TASK INSTRUCTIONS
Looking at the records below, say how many lines contain "true". Nothing else belongs in the answer.

(Collected data entries)

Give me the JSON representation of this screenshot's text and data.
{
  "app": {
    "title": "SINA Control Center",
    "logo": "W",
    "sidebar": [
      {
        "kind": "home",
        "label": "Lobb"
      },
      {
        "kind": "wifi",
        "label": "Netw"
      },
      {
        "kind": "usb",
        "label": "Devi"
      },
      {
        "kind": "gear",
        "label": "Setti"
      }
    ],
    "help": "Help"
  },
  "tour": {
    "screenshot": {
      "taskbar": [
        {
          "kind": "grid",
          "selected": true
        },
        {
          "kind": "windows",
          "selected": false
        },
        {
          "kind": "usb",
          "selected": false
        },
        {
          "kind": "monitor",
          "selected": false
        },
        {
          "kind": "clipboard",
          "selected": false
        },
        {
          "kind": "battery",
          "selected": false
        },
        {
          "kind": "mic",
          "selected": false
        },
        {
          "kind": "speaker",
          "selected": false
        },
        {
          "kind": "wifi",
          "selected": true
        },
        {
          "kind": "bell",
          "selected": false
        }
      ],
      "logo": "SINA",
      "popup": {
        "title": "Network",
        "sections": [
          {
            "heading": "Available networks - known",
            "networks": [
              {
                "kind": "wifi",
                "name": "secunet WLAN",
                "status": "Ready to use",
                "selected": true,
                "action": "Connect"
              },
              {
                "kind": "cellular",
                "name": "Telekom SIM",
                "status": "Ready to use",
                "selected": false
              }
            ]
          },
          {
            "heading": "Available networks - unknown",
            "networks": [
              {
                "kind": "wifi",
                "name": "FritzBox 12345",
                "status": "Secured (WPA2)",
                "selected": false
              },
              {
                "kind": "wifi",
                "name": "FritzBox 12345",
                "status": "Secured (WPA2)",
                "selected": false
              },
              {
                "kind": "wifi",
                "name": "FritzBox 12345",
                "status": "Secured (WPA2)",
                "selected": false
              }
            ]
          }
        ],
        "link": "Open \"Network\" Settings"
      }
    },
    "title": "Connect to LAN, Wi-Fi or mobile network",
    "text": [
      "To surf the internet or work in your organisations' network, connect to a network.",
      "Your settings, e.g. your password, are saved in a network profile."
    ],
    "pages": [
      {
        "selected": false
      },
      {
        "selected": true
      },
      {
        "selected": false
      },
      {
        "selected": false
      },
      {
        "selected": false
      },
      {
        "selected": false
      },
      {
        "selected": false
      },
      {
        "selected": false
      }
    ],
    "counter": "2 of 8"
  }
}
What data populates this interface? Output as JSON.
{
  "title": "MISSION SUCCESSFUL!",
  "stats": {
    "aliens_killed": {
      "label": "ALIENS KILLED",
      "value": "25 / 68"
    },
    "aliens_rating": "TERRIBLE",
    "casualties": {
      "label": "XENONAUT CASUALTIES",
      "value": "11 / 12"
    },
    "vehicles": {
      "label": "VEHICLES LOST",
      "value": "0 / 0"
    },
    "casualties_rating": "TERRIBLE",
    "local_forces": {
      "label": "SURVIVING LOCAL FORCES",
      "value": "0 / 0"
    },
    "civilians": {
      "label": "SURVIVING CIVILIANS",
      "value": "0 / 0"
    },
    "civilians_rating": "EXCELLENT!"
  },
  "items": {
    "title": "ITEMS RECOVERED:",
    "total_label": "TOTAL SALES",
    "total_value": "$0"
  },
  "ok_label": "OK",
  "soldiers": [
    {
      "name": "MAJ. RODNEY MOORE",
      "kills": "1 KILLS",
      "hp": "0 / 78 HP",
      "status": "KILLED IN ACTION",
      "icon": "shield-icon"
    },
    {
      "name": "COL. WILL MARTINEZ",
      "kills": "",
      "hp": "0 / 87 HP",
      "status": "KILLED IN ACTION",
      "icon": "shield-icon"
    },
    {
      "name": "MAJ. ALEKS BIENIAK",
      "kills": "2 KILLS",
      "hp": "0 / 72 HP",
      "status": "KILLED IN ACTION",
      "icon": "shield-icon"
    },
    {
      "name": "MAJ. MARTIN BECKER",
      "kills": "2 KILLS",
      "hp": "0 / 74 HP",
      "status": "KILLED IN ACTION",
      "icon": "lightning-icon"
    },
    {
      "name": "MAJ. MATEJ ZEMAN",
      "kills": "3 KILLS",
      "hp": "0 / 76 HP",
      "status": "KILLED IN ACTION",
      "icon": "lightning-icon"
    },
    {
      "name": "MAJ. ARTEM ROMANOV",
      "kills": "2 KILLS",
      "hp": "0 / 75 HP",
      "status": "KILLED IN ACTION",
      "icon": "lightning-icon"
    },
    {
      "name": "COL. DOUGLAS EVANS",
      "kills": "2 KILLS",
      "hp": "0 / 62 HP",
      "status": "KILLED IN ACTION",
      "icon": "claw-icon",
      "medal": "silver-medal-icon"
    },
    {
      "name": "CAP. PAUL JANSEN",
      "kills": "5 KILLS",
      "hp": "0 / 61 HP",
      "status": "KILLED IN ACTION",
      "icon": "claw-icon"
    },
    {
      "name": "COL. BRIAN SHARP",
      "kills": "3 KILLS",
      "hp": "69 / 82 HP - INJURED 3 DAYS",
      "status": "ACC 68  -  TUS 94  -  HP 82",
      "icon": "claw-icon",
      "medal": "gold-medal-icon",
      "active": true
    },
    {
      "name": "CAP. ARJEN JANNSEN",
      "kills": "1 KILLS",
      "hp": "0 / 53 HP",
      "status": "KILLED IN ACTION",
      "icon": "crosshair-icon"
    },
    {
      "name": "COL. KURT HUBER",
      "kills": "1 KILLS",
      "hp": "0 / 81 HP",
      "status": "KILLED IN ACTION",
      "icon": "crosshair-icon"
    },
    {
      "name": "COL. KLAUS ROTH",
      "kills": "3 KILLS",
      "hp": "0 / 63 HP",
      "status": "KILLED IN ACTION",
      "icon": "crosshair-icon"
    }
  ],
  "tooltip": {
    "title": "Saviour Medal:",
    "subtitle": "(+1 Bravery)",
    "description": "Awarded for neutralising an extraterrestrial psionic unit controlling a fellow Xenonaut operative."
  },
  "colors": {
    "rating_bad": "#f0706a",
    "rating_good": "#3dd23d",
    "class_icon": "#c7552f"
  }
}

TASK RESULT
5